How could this be? Wouldn’t it make more sense for human beings to be innately optimistic? To default to positivity? Let’s look back to the early days of our species’ development. Everything in our environment was unknown, so potentially dangerous. If we did not perceive these things as such, our species would have been far less likely to survive. 

The main part of the brain that was (and still is) responsible for identifying potential threats is called the Amygdala. This part of the brain is located near the base of the brainstem and is considered one of the oldest and most primitive parts of the brain, its sole purpose is to keep us alive long enough to reproduce. Without a healthy and functional Amygdala, we would not experience fear and we would not avoid trouble. 

So now, fast forward to the present day; our brains and our societies have evolved, and not everything in the world is unknown, dangerous or threatening. Unfortunately, our Amygdala does not understand these advancements and does not see it this way. Its mission remains unchanged. It still scans our environment constantly in order to determine any potential dangers or threats. So, whenever you experience anxiety symptoms, you can thank your Amygdala for trying to keep you safe. 
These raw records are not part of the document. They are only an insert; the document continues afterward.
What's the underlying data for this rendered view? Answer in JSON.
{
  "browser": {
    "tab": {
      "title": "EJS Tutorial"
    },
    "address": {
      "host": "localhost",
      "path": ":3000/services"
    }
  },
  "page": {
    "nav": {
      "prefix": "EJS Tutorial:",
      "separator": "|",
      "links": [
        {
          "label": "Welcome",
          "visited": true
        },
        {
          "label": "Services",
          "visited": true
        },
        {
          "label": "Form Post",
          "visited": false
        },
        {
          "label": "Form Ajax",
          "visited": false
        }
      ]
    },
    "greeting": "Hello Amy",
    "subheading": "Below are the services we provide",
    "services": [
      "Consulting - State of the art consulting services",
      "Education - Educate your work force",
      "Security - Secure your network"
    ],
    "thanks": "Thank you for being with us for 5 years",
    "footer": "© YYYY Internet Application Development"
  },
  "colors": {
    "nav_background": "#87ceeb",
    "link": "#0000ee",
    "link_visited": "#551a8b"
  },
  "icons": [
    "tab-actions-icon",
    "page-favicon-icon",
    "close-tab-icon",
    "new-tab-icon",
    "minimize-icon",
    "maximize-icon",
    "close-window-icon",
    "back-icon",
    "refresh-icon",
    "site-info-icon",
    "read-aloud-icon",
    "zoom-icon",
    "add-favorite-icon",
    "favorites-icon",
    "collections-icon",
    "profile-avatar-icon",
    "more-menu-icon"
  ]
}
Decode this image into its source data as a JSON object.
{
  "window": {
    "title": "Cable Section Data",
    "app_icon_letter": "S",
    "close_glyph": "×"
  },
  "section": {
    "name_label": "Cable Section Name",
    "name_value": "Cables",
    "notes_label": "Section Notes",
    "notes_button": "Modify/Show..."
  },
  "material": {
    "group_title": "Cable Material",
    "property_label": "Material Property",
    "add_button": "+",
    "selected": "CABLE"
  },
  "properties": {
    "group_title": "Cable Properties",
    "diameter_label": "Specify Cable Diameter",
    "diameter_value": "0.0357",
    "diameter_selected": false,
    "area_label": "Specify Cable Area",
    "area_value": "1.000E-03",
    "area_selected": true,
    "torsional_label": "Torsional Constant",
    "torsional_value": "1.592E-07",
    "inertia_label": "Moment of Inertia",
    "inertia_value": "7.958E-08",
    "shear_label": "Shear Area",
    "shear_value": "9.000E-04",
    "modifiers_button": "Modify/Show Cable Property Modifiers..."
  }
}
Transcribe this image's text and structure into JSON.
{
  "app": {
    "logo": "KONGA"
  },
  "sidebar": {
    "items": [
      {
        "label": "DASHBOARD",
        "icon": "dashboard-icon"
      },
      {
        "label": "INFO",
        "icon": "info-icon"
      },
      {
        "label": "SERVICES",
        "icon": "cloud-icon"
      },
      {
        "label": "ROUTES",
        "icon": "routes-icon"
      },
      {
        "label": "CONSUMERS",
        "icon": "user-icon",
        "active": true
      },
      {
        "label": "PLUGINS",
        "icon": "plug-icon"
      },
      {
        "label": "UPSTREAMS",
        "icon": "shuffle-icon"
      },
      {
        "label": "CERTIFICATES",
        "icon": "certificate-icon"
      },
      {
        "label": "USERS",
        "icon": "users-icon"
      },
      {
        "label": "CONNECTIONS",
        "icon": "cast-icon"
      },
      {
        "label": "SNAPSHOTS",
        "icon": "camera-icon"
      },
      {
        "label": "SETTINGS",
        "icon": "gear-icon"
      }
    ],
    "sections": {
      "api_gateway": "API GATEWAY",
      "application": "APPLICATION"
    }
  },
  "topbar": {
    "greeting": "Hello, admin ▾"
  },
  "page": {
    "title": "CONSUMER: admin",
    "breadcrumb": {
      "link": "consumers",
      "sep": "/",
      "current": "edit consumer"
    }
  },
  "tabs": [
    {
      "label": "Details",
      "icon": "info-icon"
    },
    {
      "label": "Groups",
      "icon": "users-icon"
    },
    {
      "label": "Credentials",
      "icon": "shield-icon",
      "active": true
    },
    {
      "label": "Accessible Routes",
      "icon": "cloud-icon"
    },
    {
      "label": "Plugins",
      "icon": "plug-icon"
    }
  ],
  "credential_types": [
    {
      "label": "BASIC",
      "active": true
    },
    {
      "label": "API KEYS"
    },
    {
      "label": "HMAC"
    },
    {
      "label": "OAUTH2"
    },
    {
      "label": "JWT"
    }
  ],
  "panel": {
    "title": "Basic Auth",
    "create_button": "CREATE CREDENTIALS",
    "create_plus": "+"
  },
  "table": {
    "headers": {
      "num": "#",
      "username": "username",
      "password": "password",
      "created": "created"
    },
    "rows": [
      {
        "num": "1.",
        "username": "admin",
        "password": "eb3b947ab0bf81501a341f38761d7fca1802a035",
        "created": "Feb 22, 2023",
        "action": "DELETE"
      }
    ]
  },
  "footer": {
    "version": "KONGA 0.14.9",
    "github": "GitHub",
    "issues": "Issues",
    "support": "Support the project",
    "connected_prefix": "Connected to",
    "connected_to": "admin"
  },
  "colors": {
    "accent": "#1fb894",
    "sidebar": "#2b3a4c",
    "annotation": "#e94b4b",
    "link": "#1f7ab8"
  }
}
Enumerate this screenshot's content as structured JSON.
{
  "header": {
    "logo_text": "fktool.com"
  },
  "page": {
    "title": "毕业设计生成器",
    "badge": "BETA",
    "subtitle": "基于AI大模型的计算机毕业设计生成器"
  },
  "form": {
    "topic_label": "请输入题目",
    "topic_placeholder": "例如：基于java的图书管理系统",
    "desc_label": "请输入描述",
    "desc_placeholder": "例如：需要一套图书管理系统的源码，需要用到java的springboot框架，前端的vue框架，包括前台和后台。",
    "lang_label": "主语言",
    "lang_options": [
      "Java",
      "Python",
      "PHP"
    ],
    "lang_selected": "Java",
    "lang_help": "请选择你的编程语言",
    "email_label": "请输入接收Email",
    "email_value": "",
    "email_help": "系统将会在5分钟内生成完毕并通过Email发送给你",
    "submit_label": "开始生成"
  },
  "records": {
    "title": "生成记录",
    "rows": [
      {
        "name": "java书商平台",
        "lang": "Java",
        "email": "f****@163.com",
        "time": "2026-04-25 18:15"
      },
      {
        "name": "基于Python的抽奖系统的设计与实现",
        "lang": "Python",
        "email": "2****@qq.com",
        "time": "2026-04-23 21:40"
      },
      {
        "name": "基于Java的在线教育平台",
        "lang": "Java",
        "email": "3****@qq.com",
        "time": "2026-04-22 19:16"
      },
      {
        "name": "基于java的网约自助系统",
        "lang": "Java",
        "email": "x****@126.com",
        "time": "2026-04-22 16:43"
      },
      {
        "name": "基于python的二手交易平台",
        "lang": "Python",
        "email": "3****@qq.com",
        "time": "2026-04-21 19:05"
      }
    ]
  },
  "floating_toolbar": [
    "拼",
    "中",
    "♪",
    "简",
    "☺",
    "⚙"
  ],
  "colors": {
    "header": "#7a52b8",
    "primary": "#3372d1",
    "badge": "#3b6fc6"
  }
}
Of course, anxiety symptoms can be very distressing and unpleasant. My takeaway is that anxiety symptoms are natural and normal, if sometimes over-active. There is nothing wrong with you if you experience anxiety symptoms. And just like how your Amygdala learned to protect you and the ancestors, your Amygdala can learn to use discretion. You are capable of re-training your brain to think more positively than negatively, and therapy can help with that. If you are not already engaged in therapy, I would encourage you to consider it and see for yourself what you can learn and what you can achieve! 

March 2023 – Alex DeFelice, LMHC